Required work: The records that follow are to be repeated in full, with no pictures retained.

*** Given entries ***

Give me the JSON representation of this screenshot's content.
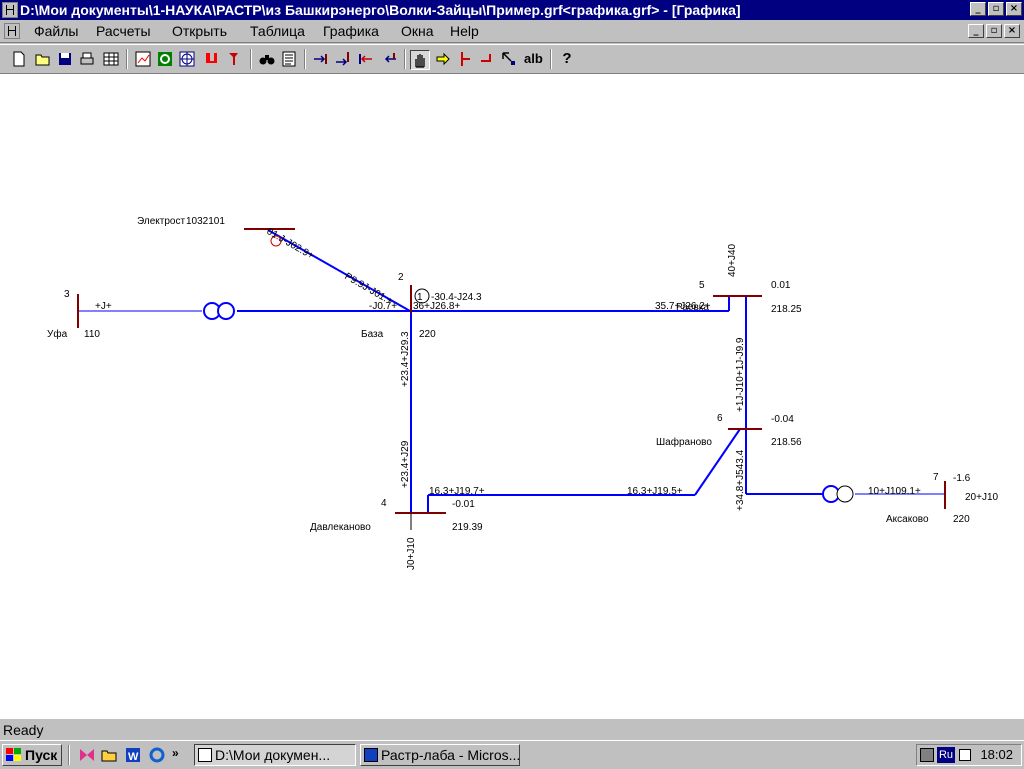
{
  "window": {
    "title": "D:\\Мои документы\\1-НАУКА\\РАСТР\\из Башкирэнерго\\Волки-Зайцы\\Пример.grf<графика.grf> - [Графика]"
  },
  "menu": [
    "Файлы",
    "Расчеты",
    "Открыть",
    "Таблица",
    "Графика",
    "Окна",
    "Help"
  ],
  "toolbar_icons": [
    "new-icon",
    "open-icon",
    "save-icon",
    "print-icon",
    "table-icon",
    "chart-icon",
    "refresh-icon",
    "grid-icon",
    "magnet-icon",
    "pin-icon",
    "binoculars-icon",
    "list-icon",
    "flow-right-icon",
    "flow-right2-icon",
    "flow-left-icon",
    "flow-left2-icon",
    "hand-icon",
    "arrow-icon",
    "node-icon",
    "branch-icon",
    "select-icon",
    "alb-icon",
    "help-icon"
  ],
  "toolbar_alb": "alb",
  "toolbar_help": "?",
  "status": "Ready",
  "taskbar": {
    "start": "Пуск",
    "tasks": [
      "D:\\Мои докумен...",
      "Растр-лаба - Micros..."
    ],
    "lang": "Ru",
    "clock": "18:02"
  },
  "colors": {
    "line": "#0000ff",
    "bus": "#800000",
    "accent": "#000080"
  },
  "diagram": {
    "nodes": [
      {
        "id": "node-ufa",
        "num": "3",
        "name": "Уфа",
        "v": "110",
        "extra": ""
      },
      {
        "id": "node-baza",
        "num": "2",
        "name": "База",
        "v": "220",
        "extra": ""
      },
      {
        "id": "node-elec",
        "num": "",
        "name": "Электрост",
        "v": "",
        "extra": "1032101"
      },
      {
        "id": "node-5",
        "num": "5",
        "name": "Раевка",
        "v": "218.25",
        "extra": "0.01"
      },
      {
        "id": "node-shaf",
        "num": "6",
        "name": "Шафраново",
        "v": "218.56",
        "extra": "-0.04"
      },
      {
        "id": "node-davl",
        "num": "4",
        "name": "Давлеканово",
        "v": "219.39",
        "extra": "-0.01"
      },
      {
        "id": "node-aks",
        "num": "7",
        "name": "Аксаково",
        "v": "220",
        "extra": "-1.6"
      }
    ],
    "flows": {
      "ufa_out": "+J+",
      "baza_left": "-J0.7+",
      "baza_right": "36+J26.8+",
      "gen": "-30.4-J24.3",
      "gen_num": "1",
      "elec_top": "01.J-J02.9+",
      "elec_mid": "P9.9J-J01.+",
      "n5_left": "35.7+J26.2+",
      "n5_top": "40+J40",
      "n5_down": "+1J-J10+1J-J9.9",
      "baza_down_top": "+23.4+J29.3",
      "baza_down_bot": "+23.4+J29",
      "davl_right": "16.3+J19.7+",
      "shaf_left": "16.3+J19.5+",
      "shaf_down": "+34.8+J543.4",
      "aks_left": "10+J109.1+",
      "aks_right": "20+J10",
      "davl_down": "J0+J10"
    }
  }
}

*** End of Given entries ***

Answer to this task:
Give me the JSON representation of this screenshot's content.
{
  "window": {
    "title": "D:\\Мои документы\\1-НАУКА\\РАСТР\\из Башкирэнерго\\Волки-Зайцы\\Пример.grf<графика.grf> - [Графика]"
  },
  "menu": [
    "Файлы",
    "Расчеты",
    "Открыть",
    "Таблица",
    "Графика",
    "Окна",
    "Help"
  ],
  "toolbar_icons": [
    "new-icon",
    "open-icon",
    "save-icon",
    "print-icon",
    "table-icon",
    "chart-icon",
    "refresh-icon",
    "grid-icon",
    "magnet-icon",
    "pin-icon",
    "binoculars-icon",
    "list-icon",
    "flow-right-icon",
    "flow-right2-icon",
    "flow-left-icon",
    "flow-left2-icon",
    "hand-icon",
    "arrow-icon",
    "node-icon",
    "branch-icon",
    "select-icon",
    "alb-icon",
    "help-icon"
  ],
  "toolbar_alb": "alb",
  "toolbar_help": "?",
  "status": "Ready",
  "taskbar": {
    "start": "Пуск",
    "tasks": [
      "D:\\Мои докумен...",
      "Растр-лаба - Micros..."
    ],
    "lang": "Ru",
    "clock": "18:02"
  },
  "colors": {
    "line": "#0000ff",
    "bus": "#800000",
    "accent": "#000080"
  },
  "diagram": {
    "nodes": [
      {
        "id": "node-ufa",
        "num": "3",
        "name": "Уфа",
        "v": "110",
        "extra": ""
      },
      {
        "id": "node-baza",
        "num": "2",
        "name": "База",
        "v": "220",
        "extra": ""
      },
      {
        "id": "node-elec",
        "num": "",
        "name": "Электрост",
        "v": "",
        "extra": "1032101"
      },
      {
        "id": "node-5",
        "num": "5",
        "name": "Раевка",
        "v": "218.25",
        "extra": "0.01"
      },
      {
        "id": "node-shaf",
        "num": "6",
        "name": "Шафраново",
        "v": "218.56",
        "extra": "-0.04"
      },
      {
        "id": "node-davl",
        "num": "4",
        "name": "Давлеканово",
        "v": "219.39",
        "extra": "-0.01"
      },
      {
        "id": "node-aks",
        "num": "7",
        "name": "Аксаково",
        "v": "220",
        "extra": "-1.6"
      }
    ],
    "flows": {
      "ufa_out": "+J+",
      "baza_left": "-J0.7+",
      "baza_right": "36+J26.8+",
      "gen": "-30.4-J24.3",
      "gen_num": "1",
      "elec_top": "01.J-J02.9+",
      "elec_mid": "P9.9J-J01.+",
      "n5_left": "35.7+J26.2+",
      "n5_top": "40+J40",
      "n5_down": "+1J-J10+1J-J9.9",
      "baza_down_top": "+23.4+J29.3",
      "baza_down_bot": "+23.4+J29",
      "davl_right": "16.3+J19.7+",
      "shaf_left": "16.3+J19.5+",
      "shaf_down": "+34.8+J543.4",
      "aks_left": "10+J109.1+",
      "aks_right": "20+J10",
      "davl_down": "J0+J10"
    }
  }
}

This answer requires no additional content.